The following two passages may help to clarify Peirce’s admittedly peculiar usage of “formal” in this context.
We discussed that passage on Objective Logic a little while back, until we reached the customary fork of diverging interpretations. The relation between classical logic and its supposed alternatives is a current interest of mine but I can see no alternative except to view it from the classical side. This may be accountable to the way modalities, from impossible to possible and contingent to necessary, are viewed by the Platonic realist mathematician. What is possible is real and thus realized in the requisite space of possibility. So the possible may be surveyed, at any rate at the end of inquiry, in accord with the way its real extension rests arrayed under its comprehension. Of course you see the catch — “at the end of inquiry” — and there the rub must be left to its itch, for now.

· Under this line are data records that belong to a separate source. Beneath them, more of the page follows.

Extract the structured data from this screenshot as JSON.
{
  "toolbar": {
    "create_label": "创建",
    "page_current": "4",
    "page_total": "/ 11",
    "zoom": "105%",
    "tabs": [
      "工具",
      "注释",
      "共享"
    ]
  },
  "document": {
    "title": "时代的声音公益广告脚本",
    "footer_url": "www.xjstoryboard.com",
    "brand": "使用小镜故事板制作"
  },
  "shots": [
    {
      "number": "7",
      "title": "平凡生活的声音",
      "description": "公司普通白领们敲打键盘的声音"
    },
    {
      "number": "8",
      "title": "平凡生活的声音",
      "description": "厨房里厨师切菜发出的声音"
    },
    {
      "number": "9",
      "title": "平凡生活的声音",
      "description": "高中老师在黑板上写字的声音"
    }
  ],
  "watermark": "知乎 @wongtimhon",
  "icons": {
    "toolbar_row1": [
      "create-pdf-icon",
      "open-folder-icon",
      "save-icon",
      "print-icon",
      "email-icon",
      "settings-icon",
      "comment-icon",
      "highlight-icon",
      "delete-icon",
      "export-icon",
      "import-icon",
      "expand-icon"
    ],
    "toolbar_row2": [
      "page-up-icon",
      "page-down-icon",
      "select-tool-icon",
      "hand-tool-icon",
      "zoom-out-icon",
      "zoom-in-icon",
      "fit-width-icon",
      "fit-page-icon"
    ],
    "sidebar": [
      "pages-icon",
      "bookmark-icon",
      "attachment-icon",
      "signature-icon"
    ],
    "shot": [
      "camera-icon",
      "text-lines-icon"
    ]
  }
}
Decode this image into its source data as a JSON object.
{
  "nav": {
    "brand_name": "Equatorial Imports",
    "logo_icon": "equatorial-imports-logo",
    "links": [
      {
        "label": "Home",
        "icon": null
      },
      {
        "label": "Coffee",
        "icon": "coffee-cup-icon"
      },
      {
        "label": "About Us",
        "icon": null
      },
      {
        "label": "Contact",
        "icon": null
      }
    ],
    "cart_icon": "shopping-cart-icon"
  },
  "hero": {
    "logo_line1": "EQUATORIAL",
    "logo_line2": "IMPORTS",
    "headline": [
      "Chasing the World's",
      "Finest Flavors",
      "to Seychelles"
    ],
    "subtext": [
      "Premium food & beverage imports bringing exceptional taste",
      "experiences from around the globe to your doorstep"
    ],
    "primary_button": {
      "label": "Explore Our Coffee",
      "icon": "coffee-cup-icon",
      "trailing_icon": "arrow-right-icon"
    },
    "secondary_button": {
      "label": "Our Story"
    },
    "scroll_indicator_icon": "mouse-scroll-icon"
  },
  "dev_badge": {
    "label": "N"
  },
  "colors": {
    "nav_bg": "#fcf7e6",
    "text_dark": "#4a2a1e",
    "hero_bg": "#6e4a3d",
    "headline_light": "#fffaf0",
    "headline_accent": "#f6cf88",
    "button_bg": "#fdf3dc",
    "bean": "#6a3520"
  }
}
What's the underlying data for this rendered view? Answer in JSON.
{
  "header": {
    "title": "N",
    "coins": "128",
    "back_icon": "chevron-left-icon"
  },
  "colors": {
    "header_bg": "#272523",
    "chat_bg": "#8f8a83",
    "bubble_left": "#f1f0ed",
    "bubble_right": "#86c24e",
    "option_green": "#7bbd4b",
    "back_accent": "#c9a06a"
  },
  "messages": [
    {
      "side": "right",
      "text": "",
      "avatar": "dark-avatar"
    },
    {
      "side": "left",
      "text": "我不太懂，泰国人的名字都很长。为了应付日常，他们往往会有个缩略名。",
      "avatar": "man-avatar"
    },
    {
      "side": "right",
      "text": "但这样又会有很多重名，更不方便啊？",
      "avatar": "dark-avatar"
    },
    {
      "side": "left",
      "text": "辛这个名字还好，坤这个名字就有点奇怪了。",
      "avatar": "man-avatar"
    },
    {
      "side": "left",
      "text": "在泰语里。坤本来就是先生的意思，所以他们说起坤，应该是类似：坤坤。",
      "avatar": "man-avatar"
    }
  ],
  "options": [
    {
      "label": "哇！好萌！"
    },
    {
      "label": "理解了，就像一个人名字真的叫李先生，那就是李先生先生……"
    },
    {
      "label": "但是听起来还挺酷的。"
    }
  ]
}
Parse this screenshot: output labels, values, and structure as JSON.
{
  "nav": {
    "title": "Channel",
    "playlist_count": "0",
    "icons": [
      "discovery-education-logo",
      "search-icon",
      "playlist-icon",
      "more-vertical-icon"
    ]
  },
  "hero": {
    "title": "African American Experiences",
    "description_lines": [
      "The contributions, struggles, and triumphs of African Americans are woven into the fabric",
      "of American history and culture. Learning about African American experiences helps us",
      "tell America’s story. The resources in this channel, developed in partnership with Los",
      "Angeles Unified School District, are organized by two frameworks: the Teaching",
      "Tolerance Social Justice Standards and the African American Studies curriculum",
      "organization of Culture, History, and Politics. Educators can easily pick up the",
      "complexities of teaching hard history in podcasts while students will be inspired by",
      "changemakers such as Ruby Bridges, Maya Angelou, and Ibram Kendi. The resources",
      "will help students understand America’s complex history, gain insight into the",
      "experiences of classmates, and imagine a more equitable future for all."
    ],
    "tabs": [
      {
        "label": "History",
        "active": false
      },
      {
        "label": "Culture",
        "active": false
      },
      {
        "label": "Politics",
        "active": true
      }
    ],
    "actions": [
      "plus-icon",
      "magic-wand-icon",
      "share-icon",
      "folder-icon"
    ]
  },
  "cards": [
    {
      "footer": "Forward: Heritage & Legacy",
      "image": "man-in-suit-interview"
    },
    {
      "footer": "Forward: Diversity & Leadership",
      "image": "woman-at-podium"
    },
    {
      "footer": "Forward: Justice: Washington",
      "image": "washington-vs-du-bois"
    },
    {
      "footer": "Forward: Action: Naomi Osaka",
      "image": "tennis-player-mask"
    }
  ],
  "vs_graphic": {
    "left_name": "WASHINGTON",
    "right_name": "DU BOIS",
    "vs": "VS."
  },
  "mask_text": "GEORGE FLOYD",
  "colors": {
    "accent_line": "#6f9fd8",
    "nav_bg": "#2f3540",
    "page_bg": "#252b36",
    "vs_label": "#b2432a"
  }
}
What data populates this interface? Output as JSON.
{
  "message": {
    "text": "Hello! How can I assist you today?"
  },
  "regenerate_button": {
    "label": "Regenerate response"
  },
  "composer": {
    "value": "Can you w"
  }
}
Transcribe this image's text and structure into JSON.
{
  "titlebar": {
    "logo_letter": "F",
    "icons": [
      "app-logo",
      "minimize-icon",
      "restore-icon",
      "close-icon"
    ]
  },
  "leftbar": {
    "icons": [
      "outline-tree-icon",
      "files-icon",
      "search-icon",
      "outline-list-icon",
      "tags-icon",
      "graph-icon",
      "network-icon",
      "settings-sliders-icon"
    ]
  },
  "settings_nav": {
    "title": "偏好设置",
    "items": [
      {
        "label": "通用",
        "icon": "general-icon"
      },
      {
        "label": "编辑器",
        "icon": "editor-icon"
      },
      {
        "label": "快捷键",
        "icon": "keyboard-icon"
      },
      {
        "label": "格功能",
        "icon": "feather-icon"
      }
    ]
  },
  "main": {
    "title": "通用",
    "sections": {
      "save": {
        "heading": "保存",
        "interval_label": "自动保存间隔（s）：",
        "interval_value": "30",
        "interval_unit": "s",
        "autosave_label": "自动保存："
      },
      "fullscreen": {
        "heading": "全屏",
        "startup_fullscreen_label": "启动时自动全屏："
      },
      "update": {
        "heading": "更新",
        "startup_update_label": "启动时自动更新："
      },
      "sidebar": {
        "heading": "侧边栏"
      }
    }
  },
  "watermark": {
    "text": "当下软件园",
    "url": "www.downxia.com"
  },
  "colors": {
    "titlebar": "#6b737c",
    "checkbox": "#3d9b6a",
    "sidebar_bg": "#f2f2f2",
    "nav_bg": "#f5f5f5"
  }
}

But I cited that passage this time around only for the sake of collating its introduction, “Logic, in the sense of Normative Semeotic”, with the words of Peirce’s definition, “Logic will here be defined as formal semiotic”, giving us reason to say Peirce equates formal with normative in this frame.